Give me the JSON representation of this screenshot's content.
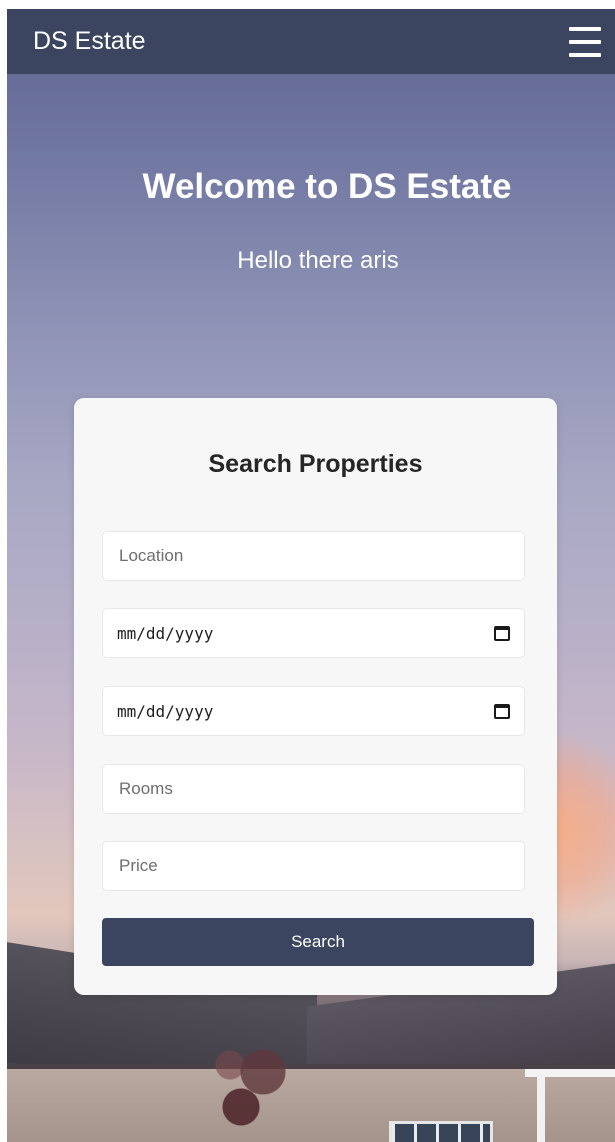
{
  "navbar": {
    "brand": "DS Estate",
    "menu_icon": "hamburger-menu-icon"
  },
  "hero": {
    "title": "Welcome to DS Estate",
    "subtitle": "Hello there aris"
  },
  "search": {
    "title": "Search Properties",
    "location_placeholder": "Location",
    "checkin_placeholder": "mm/dd/yyyy",
    "checkout_placeholder": "mm/dd/yyyy",
    "calendar_icon": "calendar-icon",
    "rooms_placeholder": "Rooms",
    "price_placeholder": "Price",
    "button_label": "Search"
  },
  "colors": {
    "navbar_bg": "#3b4560",
    "button_bg": "#3b4560",
    "card_bg": "#f7f7f7"
  }
}
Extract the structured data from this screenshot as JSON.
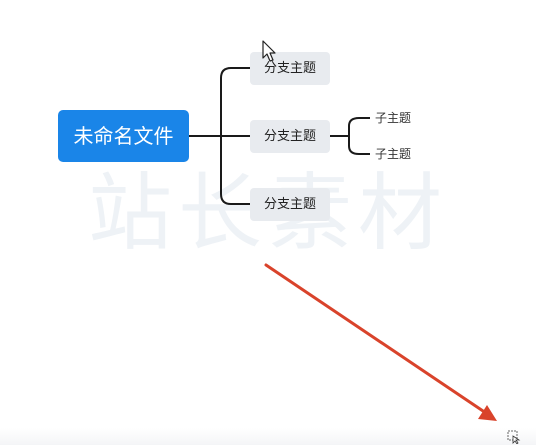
{
  "mindmap": {
    "watermark_text": "站长素材",
    "root": {
      "label": "未命名文件"
    },
    "branches": [
      {
        "label": "分支主题"
      },
      {
        "label": "分支主题",
        "children": [
          {
            "label": "子主题"
          },
          {
            "label": "子主题"
          }
        ]
      },
      {
        "label": "分支主题"
      }
    ]
  },
  "colors": {
    "root_fill": "#1a85e8",
    "branch_fill": "#e8ebef",
    "connector": "#1a1a1a",
    "annotation_arrow": "#d9432b"
  },
  "icons": {
    "cursor": "mouse-pointer-icon",
    "annotation": "arrow-icon",
    "corner": "resize-select-icon"
  }
}
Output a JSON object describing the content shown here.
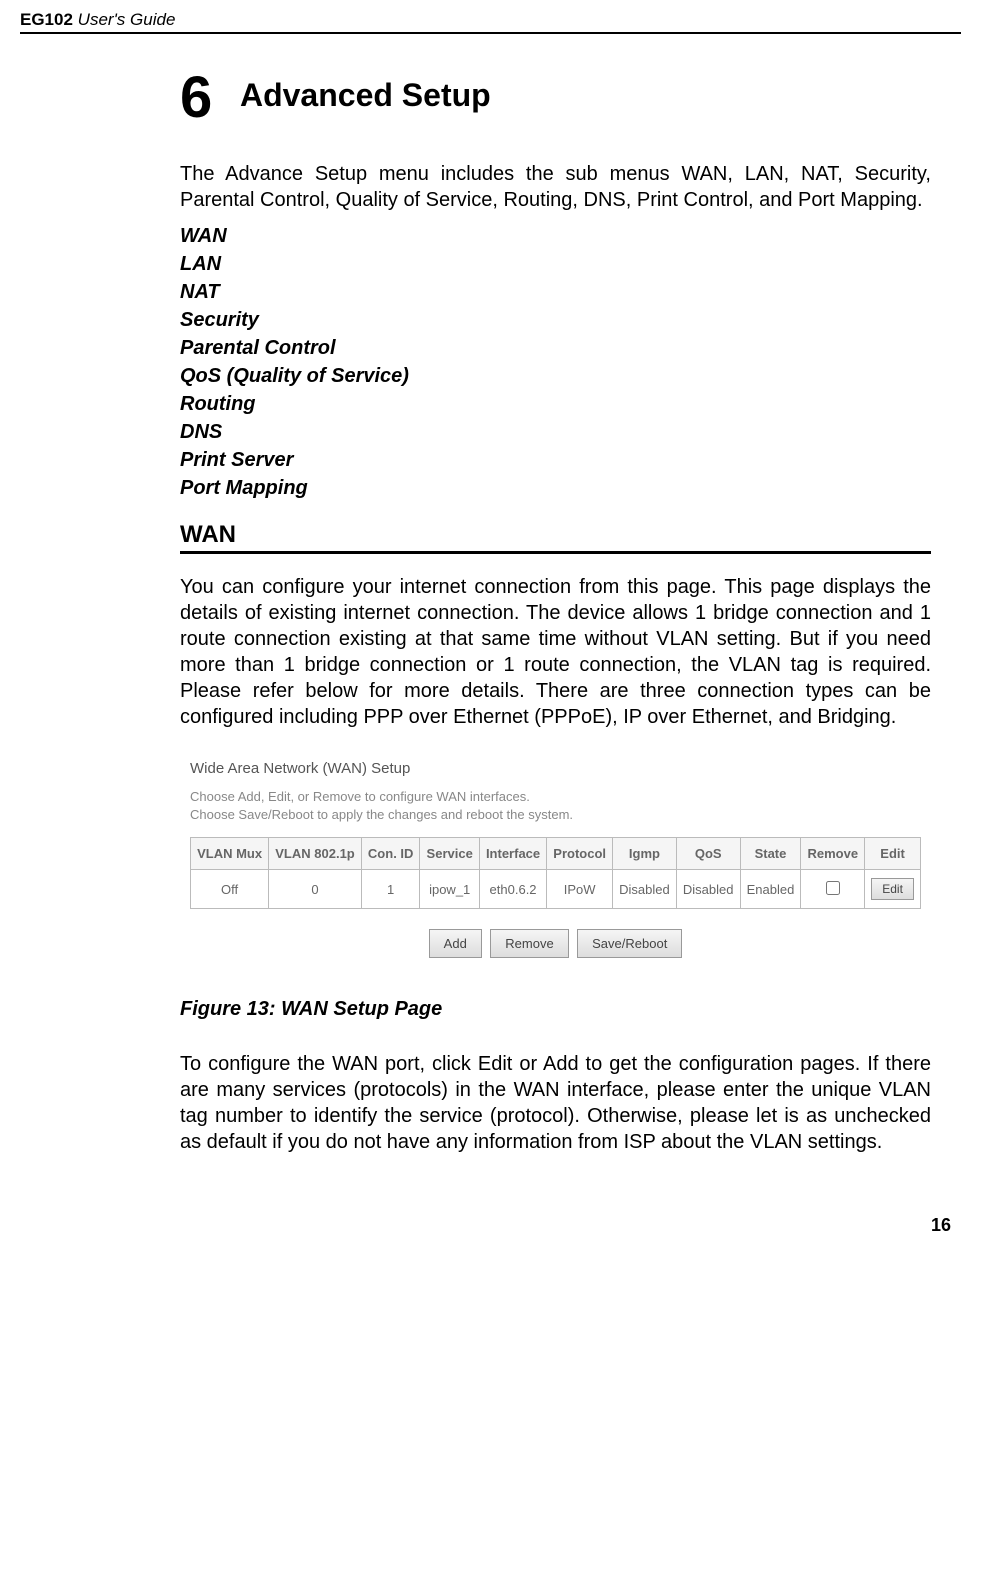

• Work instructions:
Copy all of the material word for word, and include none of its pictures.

• Your solution:
Give me the JSON representation of this screenshot's content.
{
  "navbar": {
    "brand": "DS Estate",
    "menu_icon": "hamburger-menu-icon"
  },
  "hero": {
    "title": "Welcome to DS Estate",
    "subtitle": "Hello there aris"
  },
  "search": {
    "title": "Search Properties",
    "location_placeholder": "Location",
    "checkin_placeholder": "mm/dd/yyyy",
    "checkout_placeholder": "mm/dd/yyyy",
    "calendar_icon": "calendar-icon",
    "rooms_placeholder": "Rooms",
    "price_placeholder": "Price",
    "button_label": "Search"
  },
  "colors": {
    "navbar_bg": "#3b4560",
    "button_bg": "#3b4560",
    "card_bg": "#f7f7f7"
  }
}
Extract the structured data from this screenshot as JSON.
{
  "mindmap": {
    "watermark_text": "站长素材",
    "root": {
      "label": "未命名文件"
    },
    "branches": [
      {
        "label": "分支主题"
      },
      {
        "label": "分支主题",
        "children": [
          {
            "label": "子主题"
          },
          {
            "label": "子主题"
          }
        ]
      },
      {
        "label": "分支主题"
      }
    ]
  },
  "colors": {
    "root_fill": "#1a85e8",
    "branch_fill": "#e8ebef",
    "connector": "#1a1a1a",
    "annotation_arrow": "#d9432b"
  },
  "icons": {
    "cursor": "mouse-pointer-icon",
    "annotation": "arrow-icon",
    "corner": "resize-select-icon"
  }
}
Output a JSON object describing the content shown here.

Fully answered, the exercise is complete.